> _WHAT NEEDS TO BE DONE_
Write the data below out again, with each line matching the original.

[Interface dataset entries]
※
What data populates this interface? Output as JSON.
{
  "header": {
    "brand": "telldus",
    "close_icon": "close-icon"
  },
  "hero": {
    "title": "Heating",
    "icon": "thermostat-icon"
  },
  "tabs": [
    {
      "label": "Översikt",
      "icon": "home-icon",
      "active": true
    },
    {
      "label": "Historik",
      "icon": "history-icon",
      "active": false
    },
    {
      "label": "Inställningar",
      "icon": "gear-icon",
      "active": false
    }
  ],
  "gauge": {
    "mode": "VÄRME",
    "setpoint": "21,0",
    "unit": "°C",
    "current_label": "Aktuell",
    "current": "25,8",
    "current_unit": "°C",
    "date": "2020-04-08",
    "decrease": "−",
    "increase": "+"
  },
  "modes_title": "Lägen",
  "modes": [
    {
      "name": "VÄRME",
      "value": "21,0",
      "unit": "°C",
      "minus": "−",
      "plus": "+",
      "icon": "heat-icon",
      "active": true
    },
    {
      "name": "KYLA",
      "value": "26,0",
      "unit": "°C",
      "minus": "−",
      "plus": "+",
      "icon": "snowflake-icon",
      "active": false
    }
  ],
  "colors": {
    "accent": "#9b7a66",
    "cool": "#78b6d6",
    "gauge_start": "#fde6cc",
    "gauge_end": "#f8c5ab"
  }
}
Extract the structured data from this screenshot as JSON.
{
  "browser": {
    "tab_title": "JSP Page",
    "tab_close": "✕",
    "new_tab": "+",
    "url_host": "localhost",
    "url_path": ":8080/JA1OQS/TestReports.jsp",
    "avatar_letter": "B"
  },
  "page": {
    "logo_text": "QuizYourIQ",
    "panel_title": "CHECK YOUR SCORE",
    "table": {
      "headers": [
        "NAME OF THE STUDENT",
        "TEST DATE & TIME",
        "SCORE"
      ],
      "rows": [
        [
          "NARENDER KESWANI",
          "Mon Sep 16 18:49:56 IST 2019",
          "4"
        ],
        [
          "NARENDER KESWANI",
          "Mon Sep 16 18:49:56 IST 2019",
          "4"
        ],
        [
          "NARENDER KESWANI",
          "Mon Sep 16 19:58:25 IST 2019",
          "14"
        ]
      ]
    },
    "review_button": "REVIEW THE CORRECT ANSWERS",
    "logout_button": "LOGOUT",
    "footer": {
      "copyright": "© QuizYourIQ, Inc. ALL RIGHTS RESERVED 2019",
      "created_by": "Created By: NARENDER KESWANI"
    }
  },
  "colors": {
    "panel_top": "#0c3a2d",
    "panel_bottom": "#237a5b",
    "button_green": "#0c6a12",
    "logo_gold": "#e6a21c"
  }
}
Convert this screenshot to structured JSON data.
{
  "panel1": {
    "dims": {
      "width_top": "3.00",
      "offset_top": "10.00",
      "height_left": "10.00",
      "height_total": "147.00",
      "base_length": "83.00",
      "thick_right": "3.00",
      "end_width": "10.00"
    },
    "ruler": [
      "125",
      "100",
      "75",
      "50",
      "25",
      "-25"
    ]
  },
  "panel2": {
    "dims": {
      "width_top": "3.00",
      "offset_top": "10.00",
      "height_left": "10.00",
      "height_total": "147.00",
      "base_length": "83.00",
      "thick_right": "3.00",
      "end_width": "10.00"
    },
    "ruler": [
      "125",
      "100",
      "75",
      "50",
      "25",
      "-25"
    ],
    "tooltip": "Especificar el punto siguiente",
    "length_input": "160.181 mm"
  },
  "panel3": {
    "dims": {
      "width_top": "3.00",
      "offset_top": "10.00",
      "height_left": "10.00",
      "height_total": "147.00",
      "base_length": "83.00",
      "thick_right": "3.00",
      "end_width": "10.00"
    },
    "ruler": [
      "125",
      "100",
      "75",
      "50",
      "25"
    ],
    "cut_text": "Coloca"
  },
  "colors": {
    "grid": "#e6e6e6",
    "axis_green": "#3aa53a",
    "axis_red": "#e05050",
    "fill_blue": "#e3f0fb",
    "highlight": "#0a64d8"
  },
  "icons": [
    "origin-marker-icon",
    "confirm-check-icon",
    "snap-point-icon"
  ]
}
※
> _RESULT_
What data populates this interface? Output as JSON.
{
  "header": {
    "brand": "telldus",
    "close_icon": "close-icon"
  },
  "hero": {
    "title": "Heating",
    "icon": "thermostat-icon"
  },
  "tabs": [
    {
      "label": "Översikt",
      "icon": "home-icon",
      "active": true
    },
    {
      "label": "Historik",
      "icon": "history-icon",
      "active": false
    },
    {
      "label": "Inställningar",
      "icon": "gear-icon",
      "active": false
    }
  ],
  "gauge": {
    "mode": "VÄRME",
    "setpoint": "21,0",
    "unit": "°C",
    "current_label": "Aktuell",
    "current": "25,8",
    "current_unit": "°C",
    "date": "2020-04-08",
    "decrease": "−",
    "increase": "+"
  },
  "modes_title": "Lägen",
  "modes": [
    {
      "name": "VÄRME",
      "value": "21,0",
      "unit": "°C",
      "minus": "−",
      "plus": "+",
      "icon": "heat-icon",
      "active": true
    },
    {
      "name": "KYLA",
      "value": "26,0",
      "unit": "°C",
      "minus": "−",
      "plus": "+",
      "icon": "snowflake-icon",
      "active": false
    }
  ],
  "colors": {
    "accent": "#9b7a66",
    "cool": "#78b6d6",
    "gauge_start": "#fde6cc",
    "gauge_end": "#f8c5ab"
  }
}
Extract the structured data from this screenshot as JSON.
{
  "browser": {
    "tab_title": "JSP Page",
    "tab_close": "✕",
    "new_tab": "+",
    "url_host": "localhost",
    "url_path": ":8080/JA1OQS/TestReports.jsp",
    "avatar_letter": "B"
  },
  "page": {
    "logo_text": "QuizYourIQ",
    "panel_title": "CHECK YOUR SCORE",
    "table": {
      "headers": [
        "NAME OF THE STUDENT",
        "TEST DATE & TIME",
        "SCORE"
      ],
      "rows": [
        [
          "NARENDER KESWANI",
          "Mon Sep 16 18:49:56 IST 2019",
          "4"
        ],
        [
          "NARENDER KESWANI",
          "Mon Sep 16 18:49:56 IST 2019",
          "4"
        ],
        [
          "NARENDER KESWANI",
          "Mon Sep 16 19:58:25 IST 2019",
          "14"
        ]
      ]
    },
    "review_button": "REVIEW THE CORRECT ANSWERS",
    "logout_button": "LOGOUT",
    "footer": {
      "copyright": "© QuizYourIQ, Inc. ALL RIGHTS RESERVED 2019",
      "created_by": "Created By: NARENDER KESWANI"
    }
  },
  "colors": {
    "panel_top": "#0c3a2d",
    "panel_bottom": "#237a5b",
    "button_green": "#0c6a12",
    "logo_gold": "#e6a21c"
  }
}
Convert this screenshot to structured JSON data.
{
  "panel1": {
    "dims": {
      "width_top": "3.00",
      "offset_top": "10.00",
      "height_left": "10.00",
      "height_total": "147.00",
      "base_length": "83.00",
      "thick_right": "3.00",
      "end_width": "10.00"
    },
    "ruler": [
      "125",
      "100",
      "75",
      "50",
      "25",
      "-25"
    ]
  },
  "panel2": {
    "dims": {
      "width_top": "3.00",
      "offset_top": "10.00",
      "height_left": "10.00",
      "height_total": "147.00",
      "base_length": "83.00",
      "thick_right": "3.00",
      "end_width": "10.00"
    },
    "ruler": [
      "125",
      "100",
      "75",
      "50",
      "25",
      "-25"
    ],
    "tooltip": "Especificar el punto siguiente",
    "length_input": "160.181 mm"
  },
  "panel3": {
    "dims": {
      "width_top": "3.00",
      "offset_top": "10.00",
      "height_left": "10.00",
      "height_total": "147.00",
      "base_length": "83.00",
      "thick_right": "3.00",
      "end_width": "10.00"
    },
    "ruler": [
      "125",
      "100",
      "75",
      "50",
      "25"
    ],
    "cut_text": "Coloca"
  },
  "colors": {
    "grid": "#e6e6e6",
    "axis_green": "#3aa53a",
    "axis_red": "#e05050",
    "fill_blue": "#e3f0fb",
    "highlight": "#0a64d8"
  },
  "icons": [
    "origin-marker-icon",
    "confirm-check-icon",
    "snap-point-icon"
  ]
}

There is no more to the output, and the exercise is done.